▶ **AIM OF THE TASK**: Scan the records below and report how many lines contain the word "JSON", giving the number by itself.
--*--
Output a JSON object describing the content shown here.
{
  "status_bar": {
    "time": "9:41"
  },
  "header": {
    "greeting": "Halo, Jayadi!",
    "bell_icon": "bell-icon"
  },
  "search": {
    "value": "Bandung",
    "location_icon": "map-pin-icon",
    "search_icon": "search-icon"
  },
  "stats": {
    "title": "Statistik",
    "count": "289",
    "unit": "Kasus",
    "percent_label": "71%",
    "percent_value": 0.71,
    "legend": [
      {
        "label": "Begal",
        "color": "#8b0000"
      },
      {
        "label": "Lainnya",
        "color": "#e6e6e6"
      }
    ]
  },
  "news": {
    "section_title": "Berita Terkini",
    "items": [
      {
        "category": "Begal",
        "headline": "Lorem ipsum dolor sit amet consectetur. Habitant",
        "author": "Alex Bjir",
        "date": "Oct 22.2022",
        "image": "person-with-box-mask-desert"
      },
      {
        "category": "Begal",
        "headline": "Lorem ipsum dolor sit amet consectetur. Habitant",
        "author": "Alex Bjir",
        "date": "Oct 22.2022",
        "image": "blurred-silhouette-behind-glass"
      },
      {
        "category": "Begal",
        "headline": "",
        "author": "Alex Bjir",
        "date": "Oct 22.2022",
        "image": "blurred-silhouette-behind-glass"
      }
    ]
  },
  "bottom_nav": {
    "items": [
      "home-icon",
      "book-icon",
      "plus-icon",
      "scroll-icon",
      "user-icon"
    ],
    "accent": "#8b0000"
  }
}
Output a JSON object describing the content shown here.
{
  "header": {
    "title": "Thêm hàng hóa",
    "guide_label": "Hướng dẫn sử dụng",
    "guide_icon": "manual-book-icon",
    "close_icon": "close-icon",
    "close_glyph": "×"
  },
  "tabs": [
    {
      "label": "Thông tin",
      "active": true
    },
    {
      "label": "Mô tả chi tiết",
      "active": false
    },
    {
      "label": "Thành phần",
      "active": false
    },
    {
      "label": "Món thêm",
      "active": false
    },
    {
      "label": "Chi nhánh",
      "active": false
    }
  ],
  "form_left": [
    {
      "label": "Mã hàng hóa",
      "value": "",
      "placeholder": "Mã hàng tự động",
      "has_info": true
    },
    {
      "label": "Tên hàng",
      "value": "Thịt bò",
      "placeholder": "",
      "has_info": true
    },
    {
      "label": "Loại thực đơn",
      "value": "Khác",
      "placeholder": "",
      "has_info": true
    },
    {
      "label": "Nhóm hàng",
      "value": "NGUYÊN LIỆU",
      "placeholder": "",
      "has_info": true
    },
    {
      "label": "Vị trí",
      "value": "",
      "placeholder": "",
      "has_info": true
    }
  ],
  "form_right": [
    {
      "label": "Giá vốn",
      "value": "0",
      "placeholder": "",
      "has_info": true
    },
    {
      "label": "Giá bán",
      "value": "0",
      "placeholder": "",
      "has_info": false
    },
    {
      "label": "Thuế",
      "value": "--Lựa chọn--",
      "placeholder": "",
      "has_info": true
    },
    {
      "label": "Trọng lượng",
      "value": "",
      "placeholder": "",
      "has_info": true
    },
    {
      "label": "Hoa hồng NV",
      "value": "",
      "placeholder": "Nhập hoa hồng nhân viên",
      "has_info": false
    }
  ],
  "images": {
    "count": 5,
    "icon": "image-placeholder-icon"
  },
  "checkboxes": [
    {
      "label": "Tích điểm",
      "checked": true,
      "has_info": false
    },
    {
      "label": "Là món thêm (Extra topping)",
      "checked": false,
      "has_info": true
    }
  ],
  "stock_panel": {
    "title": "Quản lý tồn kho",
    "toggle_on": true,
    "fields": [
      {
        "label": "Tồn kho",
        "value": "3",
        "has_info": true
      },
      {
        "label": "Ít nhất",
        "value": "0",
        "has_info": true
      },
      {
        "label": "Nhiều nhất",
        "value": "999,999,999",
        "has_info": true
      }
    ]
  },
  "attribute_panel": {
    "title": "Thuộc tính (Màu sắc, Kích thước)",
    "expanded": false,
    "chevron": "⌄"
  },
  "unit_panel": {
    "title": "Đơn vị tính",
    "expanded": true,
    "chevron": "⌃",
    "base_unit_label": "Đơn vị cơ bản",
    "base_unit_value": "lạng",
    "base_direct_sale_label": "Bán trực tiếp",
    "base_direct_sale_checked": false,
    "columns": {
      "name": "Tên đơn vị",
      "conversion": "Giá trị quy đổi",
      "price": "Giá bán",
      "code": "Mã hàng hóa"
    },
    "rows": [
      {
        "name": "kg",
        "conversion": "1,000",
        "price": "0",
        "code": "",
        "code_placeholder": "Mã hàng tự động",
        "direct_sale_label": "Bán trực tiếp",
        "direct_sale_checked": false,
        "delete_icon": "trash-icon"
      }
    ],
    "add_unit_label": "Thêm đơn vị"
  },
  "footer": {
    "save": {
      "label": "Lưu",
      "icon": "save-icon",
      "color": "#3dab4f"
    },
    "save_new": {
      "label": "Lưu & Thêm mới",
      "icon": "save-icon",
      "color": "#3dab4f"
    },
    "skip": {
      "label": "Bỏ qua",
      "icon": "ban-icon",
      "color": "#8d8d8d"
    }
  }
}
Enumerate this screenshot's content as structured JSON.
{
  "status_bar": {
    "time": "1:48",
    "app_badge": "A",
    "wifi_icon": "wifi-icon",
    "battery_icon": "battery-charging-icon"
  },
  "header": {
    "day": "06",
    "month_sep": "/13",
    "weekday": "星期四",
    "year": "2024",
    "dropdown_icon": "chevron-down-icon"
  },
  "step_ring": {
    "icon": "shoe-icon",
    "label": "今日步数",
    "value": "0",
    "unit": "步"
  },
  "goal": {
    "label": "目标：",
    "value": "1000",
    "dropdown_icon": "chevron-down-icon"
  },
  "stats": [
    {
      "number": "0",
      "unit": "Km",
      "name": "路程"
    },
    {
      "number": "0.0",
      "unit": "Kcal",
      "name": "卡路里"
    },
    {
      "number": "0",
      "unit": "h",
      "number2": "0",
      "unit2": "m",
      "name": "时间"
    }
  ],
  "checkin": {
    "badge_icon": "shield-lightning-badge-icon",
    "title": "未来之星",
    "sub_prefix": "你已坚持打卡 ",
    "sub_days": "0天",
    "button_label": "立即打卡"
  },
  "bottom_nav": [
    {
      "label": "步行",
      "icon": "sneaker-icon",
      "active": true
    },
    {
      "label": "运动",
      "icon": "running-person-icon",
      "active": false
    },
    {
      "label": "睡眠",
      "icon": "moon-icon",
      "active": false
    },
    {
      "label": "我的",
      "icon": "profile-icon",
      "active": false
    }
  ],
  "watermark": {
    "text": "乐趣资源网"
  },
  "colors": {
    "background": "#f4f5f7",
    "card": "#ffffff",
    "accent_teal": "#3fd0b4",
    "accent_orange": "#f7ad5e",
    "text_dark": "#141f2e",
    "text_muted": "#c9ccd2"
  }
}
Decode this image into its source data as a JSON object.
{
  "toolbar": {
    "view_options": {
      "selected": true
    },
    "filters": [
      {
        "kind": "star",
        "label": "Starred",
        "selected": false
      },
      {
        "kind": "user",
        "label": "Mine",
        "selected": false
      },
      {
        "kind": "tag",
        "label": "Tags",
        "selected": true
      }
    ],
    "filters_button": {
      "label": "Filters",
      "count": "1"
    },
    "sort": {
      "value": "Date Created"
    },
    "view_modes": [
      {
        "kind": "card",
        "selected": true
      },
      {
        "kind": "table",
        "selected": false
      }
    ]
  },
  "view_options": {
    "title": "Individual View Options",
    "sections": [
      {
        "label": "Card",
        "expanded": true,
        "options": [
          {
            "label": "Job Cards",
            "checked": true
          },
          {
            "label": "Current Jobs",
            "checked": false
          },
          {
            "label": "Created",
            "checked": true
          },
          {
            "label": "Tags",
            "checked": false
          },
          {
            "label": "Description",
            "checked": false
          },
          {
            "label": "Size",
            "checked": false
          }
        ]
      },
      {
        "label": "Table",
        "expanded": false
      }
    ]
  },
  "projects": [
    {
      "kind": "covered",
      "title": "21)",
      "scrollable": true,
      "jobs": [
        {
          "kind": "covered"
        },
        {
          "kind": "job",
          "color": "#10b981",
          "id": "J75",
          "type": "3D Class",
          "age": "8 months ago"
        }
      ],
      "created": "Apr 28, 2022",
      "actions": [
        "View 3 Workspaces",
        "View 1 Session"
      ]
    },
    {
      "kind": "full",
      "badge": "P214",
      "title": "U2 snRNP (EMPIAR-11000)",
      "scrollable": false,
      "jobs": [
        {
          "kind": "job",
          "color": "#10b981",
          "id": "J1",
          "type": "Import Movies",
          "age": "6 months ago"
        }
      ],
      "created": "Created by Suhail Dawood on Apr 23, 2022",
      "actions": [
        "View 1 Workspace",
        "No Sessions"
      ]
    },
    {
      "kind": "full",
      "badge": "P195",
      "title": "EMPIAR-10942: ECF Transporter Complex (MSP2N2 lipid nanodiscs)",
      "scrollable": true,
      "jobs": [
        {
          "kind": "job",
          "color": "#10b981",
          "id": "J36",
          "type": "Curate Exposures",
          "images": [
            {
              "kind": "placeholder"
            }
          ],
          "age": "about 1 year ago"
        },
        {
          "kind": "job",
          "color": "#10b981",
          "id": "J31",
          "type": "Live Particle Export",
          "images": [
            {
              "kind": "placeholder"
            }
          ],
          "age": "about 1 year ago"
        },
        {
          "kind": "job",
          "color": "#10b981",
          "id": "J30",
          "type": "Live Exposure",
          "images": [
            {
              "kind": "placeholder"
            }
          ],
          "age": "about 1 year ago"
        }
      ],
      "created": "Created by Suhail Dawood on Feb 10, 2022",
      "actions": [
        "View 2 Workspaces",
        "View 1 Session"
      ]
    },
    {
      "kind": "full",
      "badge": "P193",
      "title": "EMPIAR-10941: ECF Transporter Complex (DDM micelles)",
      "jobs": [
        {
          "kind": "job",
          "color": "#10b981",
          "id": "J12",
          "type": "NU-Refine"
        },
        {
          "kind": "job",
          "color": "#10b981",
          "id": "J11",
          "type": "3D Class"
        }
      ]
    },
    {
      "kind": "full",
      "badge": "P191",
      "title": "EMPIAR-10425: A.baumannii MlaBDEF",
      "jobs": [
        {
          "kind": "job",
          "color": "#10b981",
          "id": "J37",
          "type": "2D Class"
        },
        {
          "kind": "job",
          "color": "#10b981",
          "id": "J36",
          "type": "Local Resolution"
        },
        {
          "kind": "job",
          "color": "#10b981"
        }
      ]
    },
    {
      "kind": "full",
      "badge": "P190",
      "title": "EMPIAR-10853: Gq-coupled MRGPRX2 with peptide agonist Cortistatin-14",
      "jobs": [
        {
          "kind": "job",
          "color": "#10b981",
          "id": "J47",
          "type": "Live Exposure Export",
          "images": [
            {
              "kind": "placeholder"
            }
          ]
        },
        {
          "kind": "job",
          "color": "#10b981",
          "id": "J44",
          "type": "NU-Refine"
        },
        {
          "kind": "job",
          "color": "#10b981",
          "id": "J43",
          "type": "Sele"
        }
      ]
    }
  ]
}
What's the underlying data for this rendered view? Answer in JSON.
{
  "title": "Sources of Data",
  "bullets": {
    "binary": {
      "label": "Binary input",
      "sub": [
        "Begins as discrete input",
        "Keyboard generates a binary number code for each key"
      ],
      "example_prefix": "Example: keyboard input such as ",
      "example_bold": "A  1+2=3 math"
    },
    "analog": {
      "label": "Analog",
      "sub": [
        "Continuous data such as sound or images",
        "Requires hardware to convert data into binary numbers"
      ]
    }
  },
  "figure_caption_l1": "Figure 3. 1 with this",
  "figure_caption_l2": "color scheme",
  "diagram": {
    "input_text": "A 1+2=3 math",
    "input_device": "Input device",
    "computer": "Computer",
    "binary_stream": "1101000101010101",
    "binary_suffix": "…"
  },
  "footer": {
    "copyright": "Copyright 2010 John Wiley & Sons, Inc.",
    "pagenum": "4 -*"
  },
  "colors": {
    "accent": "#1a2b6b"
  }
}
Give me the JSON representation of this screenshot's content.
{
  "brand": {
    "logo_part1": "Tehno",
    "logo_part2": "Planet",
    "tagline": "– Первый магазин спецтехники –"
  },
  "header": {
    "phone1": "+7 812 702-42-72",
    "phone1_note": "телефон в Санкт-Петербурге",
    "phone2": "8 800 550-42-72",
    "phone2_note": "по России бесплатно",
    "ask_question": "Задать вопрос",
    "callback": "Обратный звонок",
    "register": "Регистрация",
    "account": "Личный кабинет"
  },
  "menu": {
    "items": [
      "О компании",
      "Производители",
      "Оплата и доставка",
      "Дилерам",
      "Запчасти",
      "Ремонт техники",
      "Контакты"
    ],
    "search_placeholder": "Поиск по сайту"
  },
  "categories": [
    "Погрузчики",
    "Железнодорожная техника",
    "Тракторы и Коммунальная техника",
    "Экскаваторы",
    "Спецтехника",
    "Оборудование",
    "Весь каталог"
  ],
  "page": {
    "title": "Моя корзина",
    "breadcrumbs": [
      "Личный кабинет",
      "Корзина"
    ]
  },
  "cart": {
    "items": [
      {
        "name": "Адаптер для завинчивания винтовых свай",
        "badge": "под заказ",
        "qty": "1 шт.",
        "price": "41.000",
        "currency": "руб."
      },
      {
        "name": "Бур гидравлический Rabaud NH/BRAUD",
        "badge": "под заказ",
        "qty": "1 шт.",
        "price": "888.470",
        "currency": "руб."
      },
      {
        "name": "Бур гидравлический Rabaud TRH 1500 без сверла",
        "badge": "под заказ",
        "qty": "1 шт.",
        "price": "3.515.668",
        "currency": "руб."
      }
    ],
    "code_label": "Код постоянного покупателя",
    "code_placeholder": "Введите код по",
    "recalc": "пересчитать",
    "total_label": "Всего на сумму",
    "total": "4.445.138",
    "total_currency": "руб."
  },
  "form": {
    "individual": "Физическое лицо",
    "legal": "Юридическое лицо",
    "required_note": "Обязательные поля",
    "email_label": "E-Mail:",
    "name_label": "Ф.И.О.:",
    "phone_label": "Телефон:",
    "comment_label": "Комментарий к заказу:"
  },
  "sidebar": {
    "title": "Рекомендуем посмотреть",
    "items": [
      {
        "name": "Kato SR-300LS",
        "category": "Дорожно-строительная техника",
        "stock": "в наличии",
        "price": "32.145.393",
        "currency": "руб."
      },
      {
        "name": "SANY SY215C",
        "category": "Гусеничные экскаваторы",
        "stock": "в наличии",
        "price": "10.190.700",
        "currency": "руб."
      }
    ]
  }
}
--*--
▶ **EXERCISE RESULT**: 6